It’s been a long time since I wrote a book review, and though I have read an awful lot of books they’ve pretty much all been university reading. I could perhaps write you all some reviews of the more interesting texts, because I’ve been looking at a lot of crime fiction- but for today we’re looking at something which more of you may find helpful: sleep.
I bought this book in September, when I had just returned to university and was struggling to sleep. Third year is a massive jump up from second year, and I also had a myriad of little things causing me small amounts of stress (e.g. flatmates who don’t know how to tidy up after themselves, trying to maintain a social life, job hunting for when I graduate, deciding what I actually wanted to do when I graduate etc.). Lack of sleep was not helping in the slightest.
For as long as I can remember I have been told that 8 hours is the minimum amount of sleep I should have been getting each night. 10 was the best. So here I was trying to get 8 hours sleep, and then waking up even less awake than when I went to bed. I tend to wake up at 6am naturally, and I still was, but was struggling to function because my body didn’t seem to understand that we had gotten a night of very poor quality sleep.
This book did provide me with some tips on how to adjust my sleep, and much as there were some things I refused to implement or simply couldn’t, overall it was a useful and informative read. Lets take a look at the things I took away from this, and the things I wasn’t so eager to try out…
The best points I took away:
- Which side of the bed I should be sleeping on
- What position is actually the best to sleep in and why (Nick gives reasons for everything, which I love; writers who expect me to accept what they say blindly are never among my favourites)
- I don’t need 8 hours sleep a night: I personally only need around 7 hours of good quality sleep
- Constant wake times are a god send hat I stick to (though I discuss this in the things I “haven’t” implemented/ have adjusted to suit me as well…)
- I can go to bed later than I was, 10:00/10:30pm instead of 9:00pm, and get a better night’s sleep, as the quality of my sleep is better
- We actually sleep in 90 minute cycles
- The diagrams of the 90 minute sleep cycles made a lot of when I was waking up in the night make sense
- Naps are a good thing, but only at certain times, according to hormone release in our body
- I am an AM-er (hence the 6am wake time), meaning my body clock is slightly too fast. PM-ers are the opposite, and some people are genuinely in-between (Nick gives tips on how to manage this)
- I no longer work sat on my bed- but at a desk. In fact, anything that isn’t sleeping I now tend to do at my desk, or somewhere else away from the bed
Things I wasn’t so keen on…
- As a student I can’t afford a massive mattress, and I also can’t a) expect my landlord to buy me one, or b) expect my parents to buy me one. I also don’t fancy trying to carry one up the narrow staircase in my student house
- I also can’t afford to install a daylight simulator lamp in my room, or in the common room of the English building at uni
- I have one day a week where I allow myself roughly an hour’s lie in, and get up at 7:30am/8am , instead of 6am. If it’s been a rough week sleep or work wise, then I just need to make myself take an extra hour, and give myself a slower start

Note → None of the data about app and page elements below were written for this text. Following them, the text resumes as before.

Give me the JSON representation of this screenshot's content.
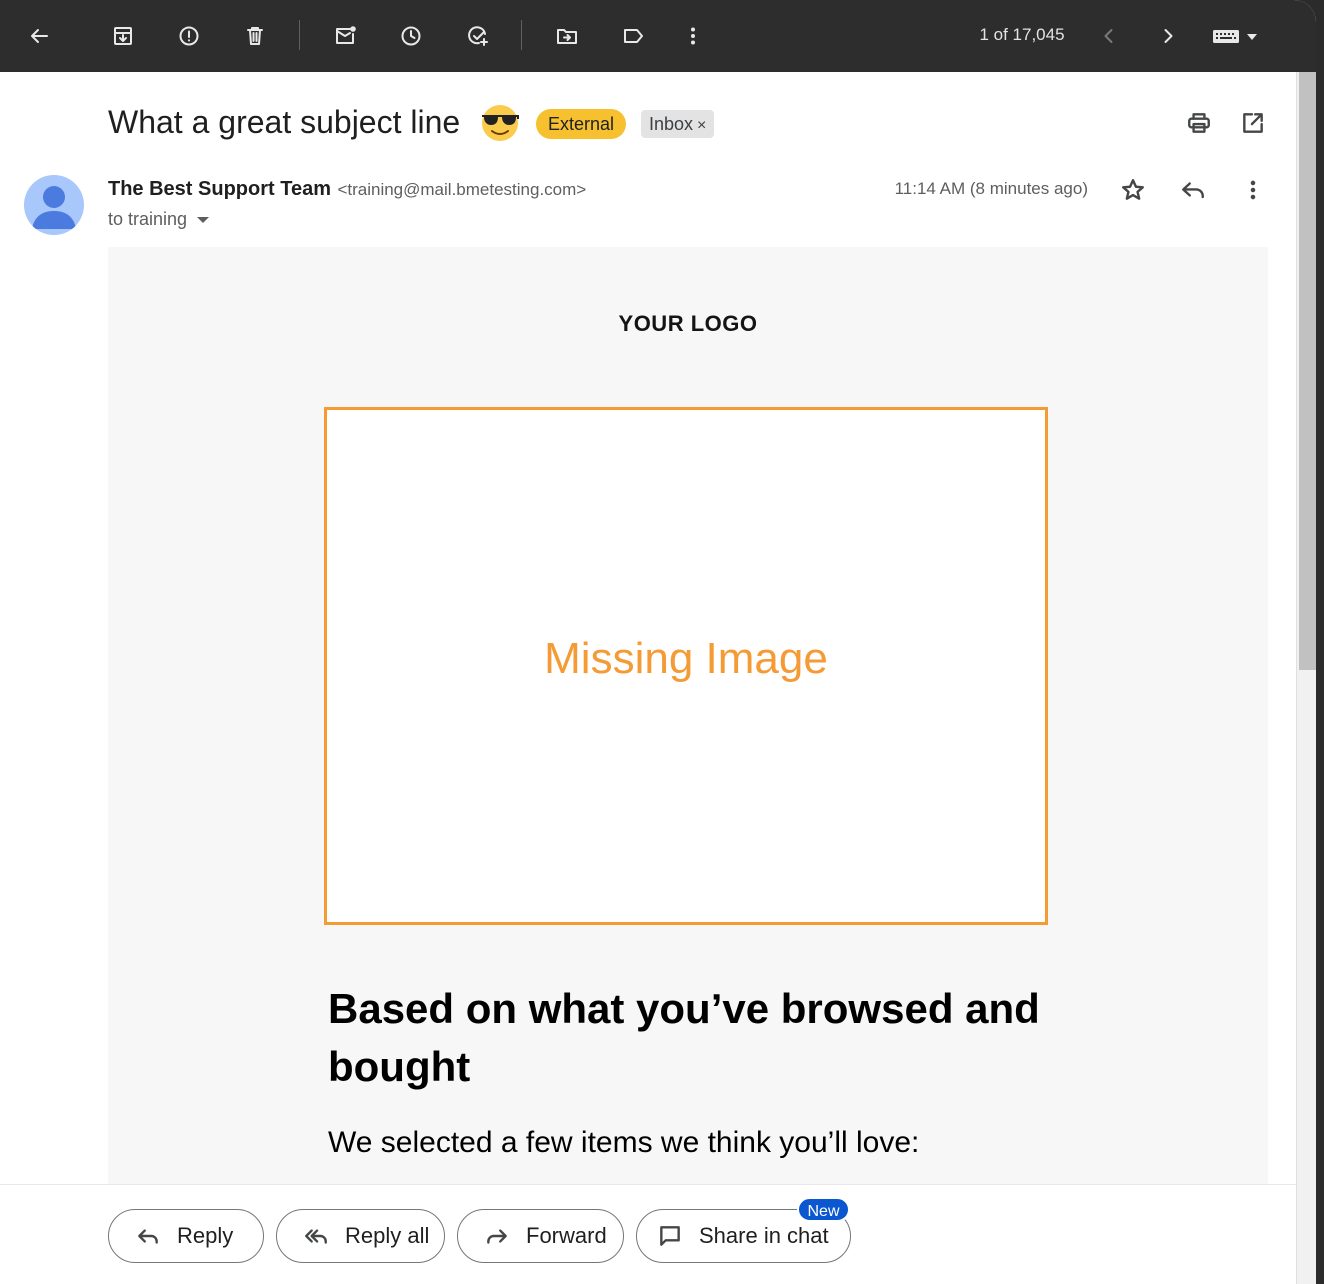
{
  "toolbar": {
    "counter": "1 of 17,045",
    "icons": [
      "back-arrow-icon",
      "archive-icon",
      "report-spam-icon",
      "delete-icon",
      "mark-unread-icon",
      "snooze-icon",
      "add-to-tasks-icon",
      "move-to-icon",
      "label-icon",
      "more-vert-icon",
      "prev-icon",
      "next-icon",
      "keyboard-icon"
    ]
  },
  "message": {
    "subject": "What a great subject line",
    "chips": {
      "external": "External",
      "inbox": "Inbox",
      "inbox_remove": "×"
    },
    "sender_name": "The Best Support Team",
    "sender_email": "<training@mail.bmetesting.com>",
    "recipients": "to training",
    "timestamp": "11:14 AM (8 minutes ago)"
  },
  "email_content": {
    "logo": "YOUR LOGO",
    "image_placeholder": "Missing Image",
    "headline": "Based on what you’ve browsed and bought",
    "subline": "We selected a few items we think you’ll love:"
  },
  "actions": {
    "reply": "Reply",
    "reply_all": "Reply all",
    "forward": "Forward",
    "share_in_chat": "Share in chat",
    "new_badge": "New"
  },
  "colors": {
    "toolbar_bg": "#2d2d2d",
    "external_chip": "#f6c02f",
    "placeholder_accent": "#f59b36",
    "new_badge": "#0b57d0"
  }
}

- I can’t always take 90 minutes to wind down before bed: I aim for one hour
- I don’t want to assemble a sleep kit. I want to sleep in a bed. Granted though, some hotel beds are very uncomfortable, and so I would consider this if I was travelling a great deal

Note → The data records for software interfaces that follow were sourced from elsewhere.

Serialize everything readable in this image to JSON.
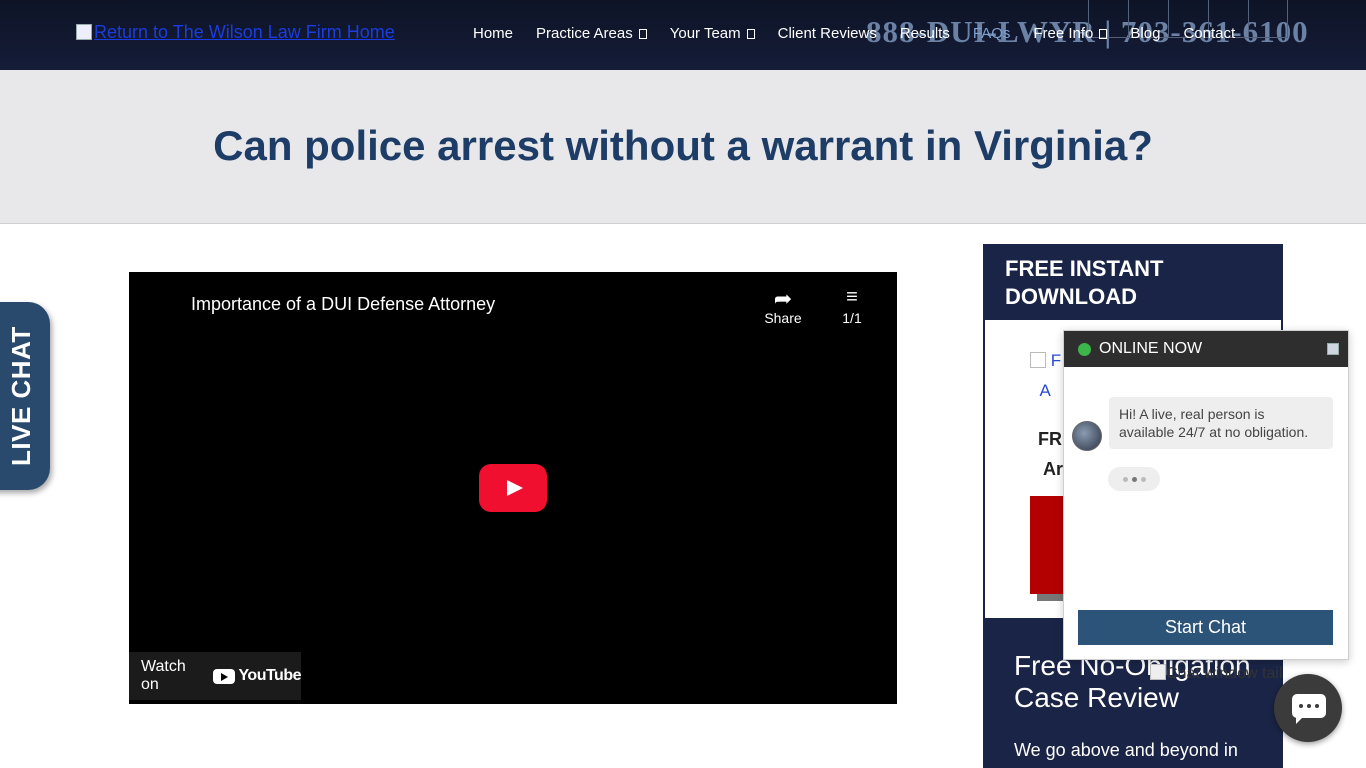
{
  "header": {
    "logo_alt": "Return to The Wilson Law Firm Home",
    "phone": "888-DUI-LWYR | 703-361-6100",
    "social_icons": [
      "facebook-icon",
      "twitter-icon",
      "linkedin-icon",
      "youtube-icon",
      "instagram-icon"
    ],
    "social_glyphs": [
      "",
      "",
      "",
      "",
      ""
    ],
    "nav": [
      {
        "label": "Home",
        "dropdown": false
      },
      {
        "label": "Practice Areas",
        "dropdown": true
      },
      {
        "label": "Your Team",
        "dropdown": true
      },
      {
        "label": "Client Reviews",
        "dropdown": false
      },
      {
        "label": "Results",
        "dropdown": false
      },
      {
        "label": "FAQs",
        "dropdown": false,
        "active": true
      },
      {
        "label": "Free Info",
        "dropdown": true
      },
      {
        "label": "Blog",
        "dropdown": false
      },
      {
        "label": "Contact",
        "dropdown": false
      }
    ]
  },
  "page": {
    "title": "Can police arrest without a warrant in Virginia?"
  },
  "video": {
    "title": "Importance of a DUI Defense Attorney",
    "share_label": "Share",
    "playlist_label": "1/1",
    "watch_on": "Watch on",
    "youtube_label": "YouTube"
  },
  "live_chat_tab": {
    "label": "LIVE CHAT"
  },
  "sidebar": {
    "heading": "FREE INSTANT DOWNLOAD",
    "image_alt_line1": "F",
    "image_alt_line2": "A",
    "text_line1": "FR",
    "text_line2": "Ar",
    "case_review_title": "Free No-Obligation Case Review",
    "case_review_text": "We go above and beyond in"
  },
  "chat": {
    "status": "ONLINE NOW",
    "message": "Hi! A live, real person is available 24/7 at no obligation.",
    "start_button": "Start Chat",
    "tail_alt": "Chat window tail"
  },
  "colors": {
    "header_bg": "#141c38",
    "title_color": "#1d3c66",
    "sidebar_bg": "#1a2446",
    "chat_button": "#2b5478",
    "online_dot": "#3cb54a",
    "youtube_red": "#f00f2f"
  }
}
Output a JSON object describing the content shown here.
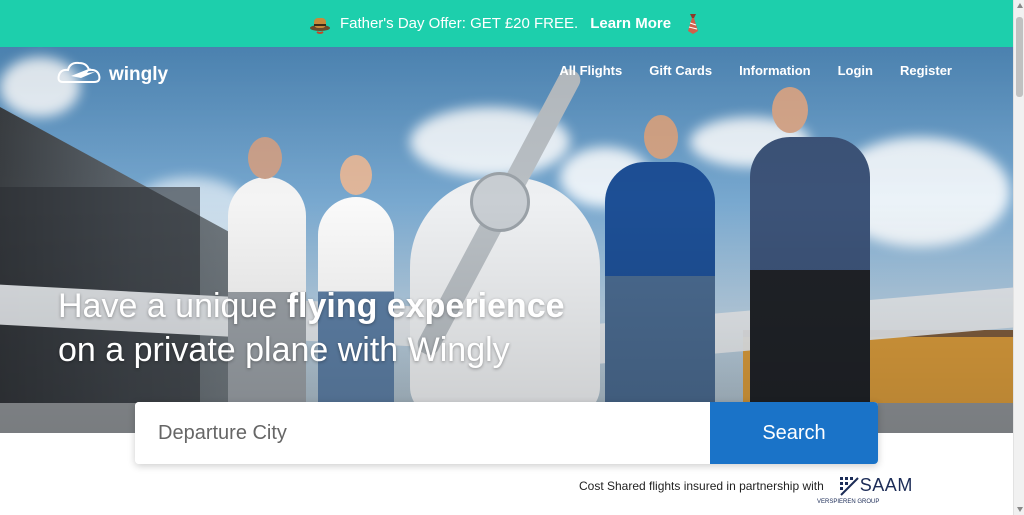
{
  "promo": {
    "text": "Father's Day Offer: GET £20 FREE.",
    "link": "Learn More",
    "left_icon": "hat-icon",
    "right_icon": "tie-icon"
  },
  "header": {
    "logo": "wingly",
    "nav": [
      "All Flights",
      "Gift Cards",
      "Information",
      "Login",
      "Register"
    ]
  },
  "hero": {
    "headline_part1": "Have a unique ",
    "headline_bold": "flying experience",
    "headline_line2": "on a private plane with Wingly"
  },
  "search": {
    "placeholder": "Departure City",
    "button": "Search"
  },
  "insurance": {
    "text": "Cost Shared flights insured in partnership with",
    "partner": "SAAM",
    "partner_sub": "VERSPIEREN GROUP"
  },
  "colors": {
    "promo_bg": "#1dcfac",
    "search_button": "#1a73c8"
  }
}
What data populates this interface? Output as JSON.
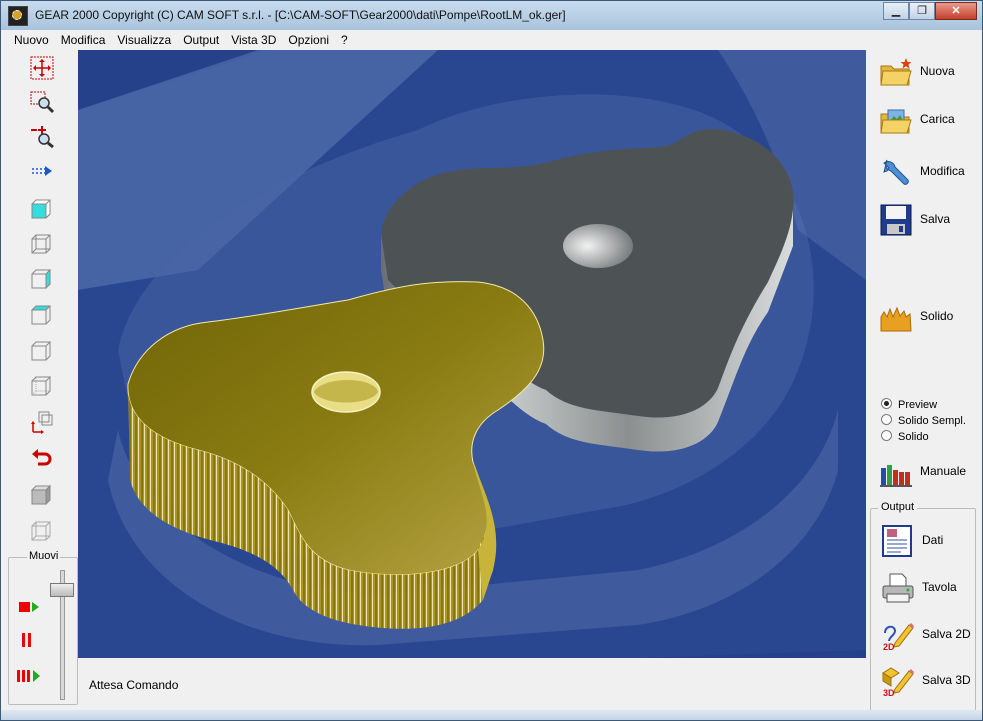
{
  "window": {
    "title": "GEAR 2000     Copyright (C)  CAM SOFT s.r.l. - [C:\\CAM-SOFT\\Gear2000\\dati\\Pompe\\RootLM_ok.ger]",
    "minimize": "▁",
    "restore": "❐",
    "close": "✕"
  },
  "menu": [
    "Nuovo",
    "Modifica",
    "Visualizza",
    "Output",
    "Vista 3D",
    "Opzioni",
    "?"
  ],
  "toolbar": {
    "icons": [
      "move-pan-icon",
      "zoom-window-icon",
      "zoom-in-out-icon",
      "dashed-arrow-icon",
      "cube-front-icon",
      "cube-wire-icon",
      "cube-side-icon",
      "cube-top-icon",
      "cube-wire-2-icon",
      "cube-iso-icon",
      "axes-rotate-icon",
      "undo-arrow-icon",
      "cube-solid-gray-icon",
      "cube-wire-gray-icon"
    ]
  },
  "muovi": {
    "label": "Muovi",
    "buttons": [
      "play-icon",
      "pause-icon",
      "step-forward-icon"
    ]
  },
  "status": {
    "text": "Attesa Comando"
  },
  "right": {
    "nuova": "Nuova",
    "carica": "Carica",
    "modifica": "Modifica",
    "salva": "Salva",
    "solido": "Solido",
    "radio": [
      {
        "label": "Preview",
        "selected": true
      },
      {
        "label": "Solido Sempl.",
        "selected": false
      },
      {
        "label": "Solido",
        "selected": false
      }
    ],
    "manuale": "Manuale",
    "output_group": "Output",
    "dati": "Dati",
    "tavola": "Tavola",
    "salva2d": "Salva 2D",
    "salva3d": "Salva 3D"
  },
  "colors": {
    "viewport_bg": "#24418a",
    "gear_gold": "#8a7a10",
    "gear_gray": "#4d5354",
    "accent_red": "#cc0000"
  }
}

- Though my dog doesn’t sleep on my bed (black fur, white bedding…), she is allowed into my room when I visit home, and I was not going to change this. My dog calms me down and being at uni I get to spend little time with her, and so I actually felt that banning her from my room would cause me to lose sleep
Ultimately, Nick is a Sleep Coach for elite athletes. Though I am not an athlete, I found his work incredibly interesting, informative, and highly useful. My sleep quality has increased 10 fold, I am waking through the night much less frequently, I’ve established a great sleep routine, morning routine, and evening routine- tailored to me and not general advice-, I have much more energy, and my head is clearer the majority of the time. Even in periods of intense university work, my sleep has been affected very little. The idea of sleep being a very flexible concept, instead of a strict 8 hours per night, really helped me to relax. I was no longer panicking about getting to bed later than expected, and so actually slept much better.
So, if you are struggling with sleep, then you may want to purchase this book. Some of the advice you will easily be able to implement, and see benefits from- but do keep in mind that some of the advice is for athletes who travel frequently, and so require an even more constant sleeping environment/ routine. I do highly recommend this book, but in everyday life as a student some of the tips aren’t so practical. I found it was best used as a tool to find my own ideal sleep routine and environment, adjusting/ compromising on some of the advice given.